■ Work order
Before you finish, make sure every line below has been written out exactly.

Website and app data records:
%%

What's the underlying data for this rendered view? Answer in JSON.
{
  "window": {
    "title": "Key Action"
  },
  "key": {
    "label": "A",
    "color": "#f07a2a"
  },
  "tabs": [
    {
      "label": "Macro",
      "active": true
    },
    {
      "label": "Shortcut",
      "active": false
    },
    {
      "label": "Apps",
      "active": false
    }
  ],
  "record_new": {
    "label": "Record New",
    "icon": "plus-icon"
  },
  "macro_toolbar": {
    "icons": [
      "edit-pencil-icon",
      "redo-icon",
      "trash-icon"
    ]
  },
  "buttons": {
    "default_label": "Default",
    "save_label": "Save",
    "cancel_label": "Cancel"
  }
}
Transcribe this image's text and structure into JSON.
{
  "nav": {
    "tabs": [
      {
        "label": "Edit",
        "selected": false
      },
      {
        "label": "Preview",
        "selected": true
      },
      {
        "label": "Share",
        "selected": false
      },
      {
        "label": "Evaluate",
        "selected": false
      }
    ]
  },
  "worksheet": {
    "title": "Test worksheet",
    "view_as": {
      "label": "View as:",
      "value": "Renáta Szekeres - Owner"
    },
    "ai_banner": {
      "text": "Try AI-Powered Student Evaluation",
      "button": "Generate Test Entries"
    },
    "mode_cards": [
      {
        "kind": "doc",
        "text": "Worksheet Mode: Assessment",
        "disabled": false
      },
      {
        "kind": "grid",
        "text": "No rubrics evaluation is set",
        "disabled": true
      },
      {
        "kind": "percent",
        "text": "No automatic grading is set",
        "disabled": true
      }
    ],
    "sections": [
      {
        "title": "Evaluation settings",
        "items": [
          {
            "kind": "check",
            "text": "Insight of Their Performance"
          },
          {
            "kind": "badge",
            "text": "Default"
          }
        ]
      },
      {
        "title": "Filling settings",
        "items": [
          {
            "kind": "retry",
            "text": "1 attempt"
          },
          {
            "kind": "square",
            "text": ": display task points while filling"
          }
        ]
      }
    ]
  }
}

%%

■ Solution for this problem
What's the underlying data for this rendered view? Answer in JSON.
{
  "window": {
    "title": "Key Action"
  },
  "key": {
    "label": "A",
    "color": "#f07a2a"
  },
  "tabs": [
    {
      "label": "Macro",
      "active": true
    },
    {
      "label": "Shortcut",
      "active": false
    },
    {
      "label": "Apps",
      "active": false
    }
  ],
  "record_new": {
    "label": "Record New",
    "icon": "plus-icon"
  },
  "macro_toolbar": {
    "icons": [
      "edit-pencil-icon",
      "redo-icon",
      "trash-icon"
    ]
  },
  "buttons": {
    "default_label": "Default",
    "save_label": "Save",
    "cancel_label": "Cancel"
  }
}
Transcribe this image's text and structure into JSON.
{
  "nav": {
    "tabs": [
      {
        "label": "Edit",
        "selected": false
      },
      {
        "label": "Preview",
        "selected": true
      },
      {
        "label": "Share",
        "selected": false
      },
      {
        "label": "Evaluate",
        "selected": false
      }
    ]
  },
  "worksheet": {
    "title": "Test worksheet",
    "view_as": {
      "label": "View as:",
      "value": "Renáta Szekeres - Owner"
    },
    "ai_banner": {
      "text": "Try AI-Powered Student Evaluation",
      "button": "Generate Test Entries"
    },
    "mode_cards": [
      {
        "kind": "doc",
        "text": "Worksheet Mode: Assessment",
        "disabled": false
      },
      {
        "kind": "grid",
        "text": "No rubrics evaluation is set",
        "disabled": true
      },
      {
        "kind": "percent",
        "text": "No automatic grading is set",
        "disabled": true
      }
    ],
    "sections": [
      {
        "title": "Evaluation settings",
        "items": [
          {
            "kind": "check",
            "text": "Insight of Their Performance"
          },
          {
            "kind": "badge",
            "text": "Default"
          }
        ]
      },
      {
        "title": "Filling settings",
        "items": [
          {
            "kind": "retry",
            "text": "1 attempt"
          },
          {
            "kind": "square",
            "text": ": display task points while filling"
          }
        ]
      }
    ]
  }
}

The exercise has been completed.